By my lights, and the lights of many, the most improved college player this season was Jonathan “Johnny” Davis (6’5”, 196 lbs), the shooting guard from the University of Wisconsin–Madison and the Big Ten Conference’s Player of the Year.
In Johnny’s freshman season, his defense was noteworthy, with 1.1 steals per game and a ninth-best defensive rating of 96.5, but his offensive production of seven points and four boards in about 24 reserve minutes per outing inspired no great acclaim. During his second term as a Big Ten baller, however, the 20-year-old took a giant, Coltrane-sized step.
In 2021-22, Davis started all 31 games. Among his Conference peers, Johnny ranked: first in defensive rebounds (214); second in field goal attempts (492); third in points per game (19.7) and free throws made (155); fifth in rebounds per game (8.2), total points (612), and free throw attempts (196); sixth in defensive rating (95.8); and so on. He averaged 2.1 assists, 1.2 steals, and 2.3 turnovers, and shot 43% from the field, 31% from deep (on about four attempts per outing), and 80% from the charity stripe.

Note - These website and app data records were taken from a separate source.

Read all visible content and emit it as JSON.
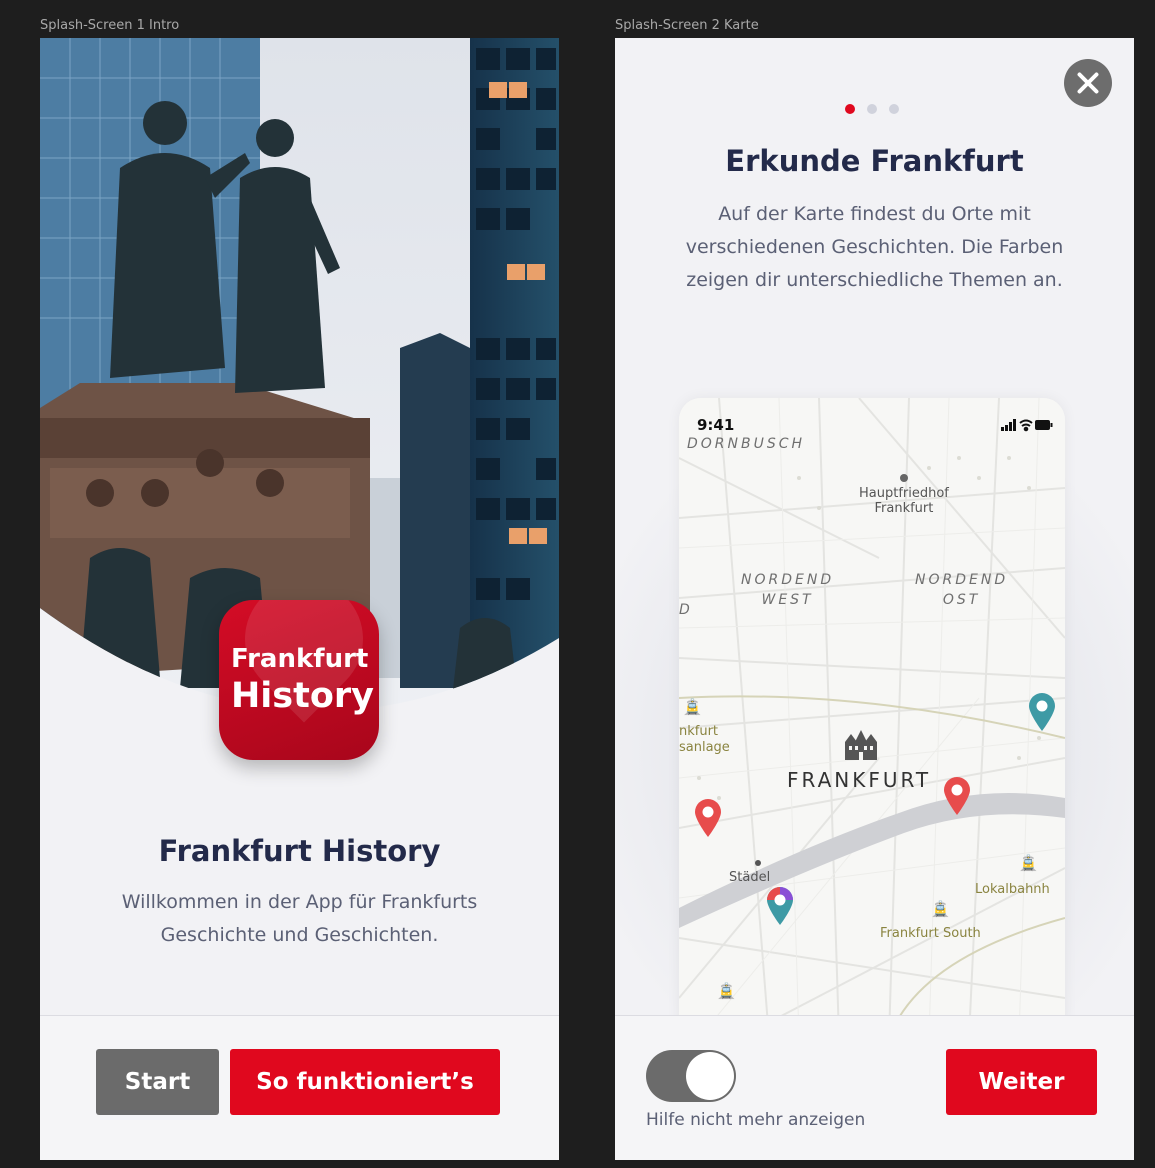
{
  "frames": [
    {
      "label": "Splash-Screen 1 Intro",
      "app_icon": {
        "line1": "Frankfurt",
        "line2": "History"
      },
      "title": "Frankfurt History",
      "description_line1": "Willkommen in der App für Frankfurts",
      "description_line2": "Geschichte und Geschichten.",
      "buttons": {
        "start": "Start",
        "how_it_works": "So funktioniert’s"
      }
    },
    {
      "label": "Splash-Screen 2 Karte",
      "pagination": {
        "total": 3,
        "active": 1
      },
      "title": "Erkunde Frankfurt",
      "description_line1": "Auf der Karte findest du Orte mit",
      "description_line2": "verschiedenen Geschichten. Die Farben",
      "description_line3": "zeigen dir unterschiedliche Themen an.",
      "phone": {
        "time": "9:41",
        "map_labels": {
          "dornbusch": "DORNBUSCH",
          "hauptfriedhof_1": "Hauptfriedhof",
          "hauptfriedhof_2": "Frankfurt",
          "nordend_west_1": "NORDEND",
          "nordend_west_2": "WEST",
          "nordend_ost_1": "NORDEND",
          "nordend_ost_2": "OST",
          "edge_d": "D",
          "anlage_1": "nkfurt",
          "anlage_2": "sanlage",
          "city": "FRANKFURT",
          "staedel": "Städel",
          "lokalbahnhof": "Lokalbahnh",
          "frankfurt_south": "Frankfurt South"
        }
      },
      "toggle": {
        "label": "Hilfe nicht mehr anzeigen",
        "on": true
      },
      "buttons": {
        "next": "Weiter"
      }
    }
  ],
  "colors": {
    "primary_red": "#e0081e",
    "dark_navy": "#232a4a",
    "gray_button": "#6b6b6b",
    "pin_red": "#e74c4c",
    "pin_teal": "#3e9aa5",
    "pin_purple": "#8a4fd6"
  },
  "icons": [
    "close-icon",
    "signal-icon",
    "wifi-icon",
    "battery-icon",
    "map-pin-icon",
    "train-icon",
    "building-icon"
  ]
}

Insert obligatory highlight video here:
Indeed, horns aplenty were blown about this long-limbed cat who never recoiled from big moments and big shot opportunities. Insert the obligatory scroll of accolades here:

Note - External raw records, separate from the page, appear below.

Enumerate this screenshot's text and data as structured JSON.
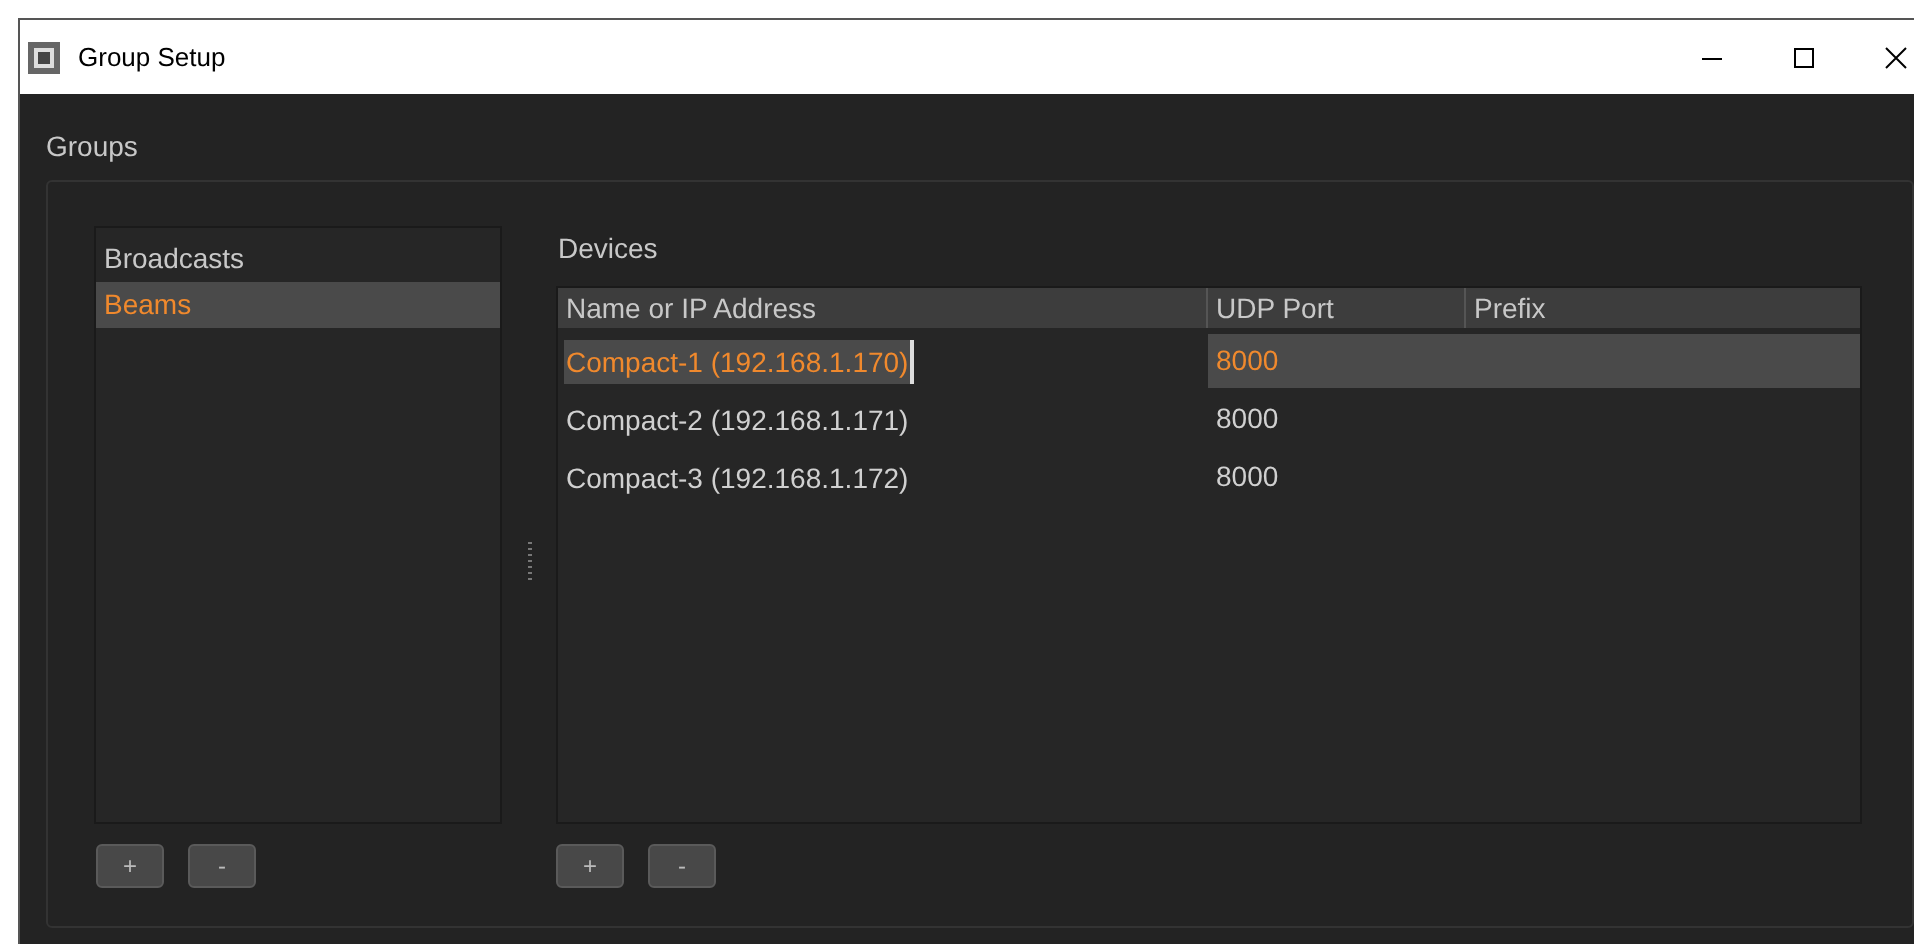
{
  "window": {
    "title": "Group Setup"
  },
  "groups": {
    "label": "Groups",
    "items": [
      {
        "label": "Broadcasts",
        "selected": false
      },
      {
        "label": "Beams",
        "selected": true
      }
    ],
    "buttons": [
      "+",
      "-"
    ]
  },
  "devices": {
    "label": "Devices",
    "columns": [
      "Name or IP Address",
      "UDP Port",
      "Prefix"
    ],
    "rows": [
      {
        "name": "Compact-1 (192.168.1.170)",
        "port": "8000",
        "selected": true
      },
      {
        "name": "Compact-2 (192.168.1.171)",
        "port": "8000",
        "selected": false
      },
      {
        "name": "Compact-3 (192.168.1.172)",
        "port": "8000",
        "selected": false
      }
    ],
    "buttons": [
      "+",
      "-"
    ]
  }
}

- 2021-22 All-Big Ten - 1st Team
- 2021-22 Big Ten Player of the Year
- 2021-22 Consensus All-America - 1st Team
- 2021-22 Naismith Award Finalists
- 2021-22 Naismith Award Semifinalists
- 2021-22 The Jerry West Award
- 2021-22 Wooden Award - Finalists
- 2021-22 Wooden Award - Late Season
- 2021-22 Wooden Award - Midseason
- 2021-22 Wooden Award - National Ballot
This gritty guard can get buckets, usually from the mid-range and post. He’s a playmaker with panache who can generate his own shots and works well in the pick-and-roll. Johnny glides past average dudes with his fast first foot and can match defensively with 1-through-4. But, don’t take my word for it. For analysis, I trust the excellent Tom Piccolo (@Tom_Piccolo), and here’s his assessment of the Badger:
With the season coming to a close today, I'm kicking off a series of NBA Draft Player Previews for @TalkinKnicks. The first player I checked out is Johnny Davis out of Wisconsin. Let me know what you all think or if you have any suggestions for future prospects. pic.twitter.com/4AILwU6snx— Tom Piccolo (@Tom_Piccolo) April 10, 2022
As for Johnny’s shot distribution, 31% came at the rim, where he proved to be capable with either hand and converted 61%; 44% of his shots were two-point J’s (35% accuracy); and 25% of his shots were three-pointers, of which he averaged 31%.
When Iowa State knocked Wisconsin out of the 2022 NCAA Tournament, the game was a mixed bag for J.D. The Good: Davis posted some nice stats in the loss: 17 points, nine rebounds, four blocks, and shot 9-for-11 from the line. The Bad: Johnny shot 4-for-16 from the floor, 0-for-7 from three, logged only one assist, and coughed up the ball four times.
The Iowa State game wasn’t his only poor shooting performance of the year. Out of 31 games, Davis shot 40% or less from the field in 13 games, of which at least six or seven were stinkers. He’ll need to put shots up in the gym to broaden his range and should concentrate on his footwork to make his shooting form more consistent. Also, while he feasted on run-of-the-mill-yet-talented-enough-to-play-Division-I guys, he did falter against more athletic players. Experience, development, and coaching should help him over that hump.
Could Johnny Davis be a top five pick?— The Athletic NBA (@TheAthleticNBA) January 6, 2022
There simply hasn’t been anyone in college basketball as consistently dominant as Davis, @Sam_Vecenie writes.
“He’d be my pick for National Player of the Year right now.”
New 2022 NBA mock draft: https://t.co/76N42nOKOf pic.twitter.com/YJAmNVC7cX
There are a few promising guards in this year’s draft class. I expect Davis to go off the board after Jaden Ivey and Shaedon Sharpe, and maybe before Benedict Mathurin and Malaki Branham. He has the potential to be an NBA star, has demonstrated a supreme work ethic, and, barring an unlikely regression, should find steady employment in the Association well into the 2030’s. A defensive-minded guard who can score is one of my favorite things, so I’d dance on my sofa if the New York Knicks managed to snag him on draft night.
Where he would fit on New York’s roster is a good question. Quentin Grimes won my heart in his rookie season and plays with similar defensive intensity. What an embarrassment of riches it would be to have @qdotgrimes, @johnnydavis, and @evanfourmizz duking it out in training camp for the starting two-spot. And with two young studs in the barn, wouldn’t that make it easier for Leon Rose & Co. to bring veteran Evan Fournier to the market? The heart flutters at the possibilities.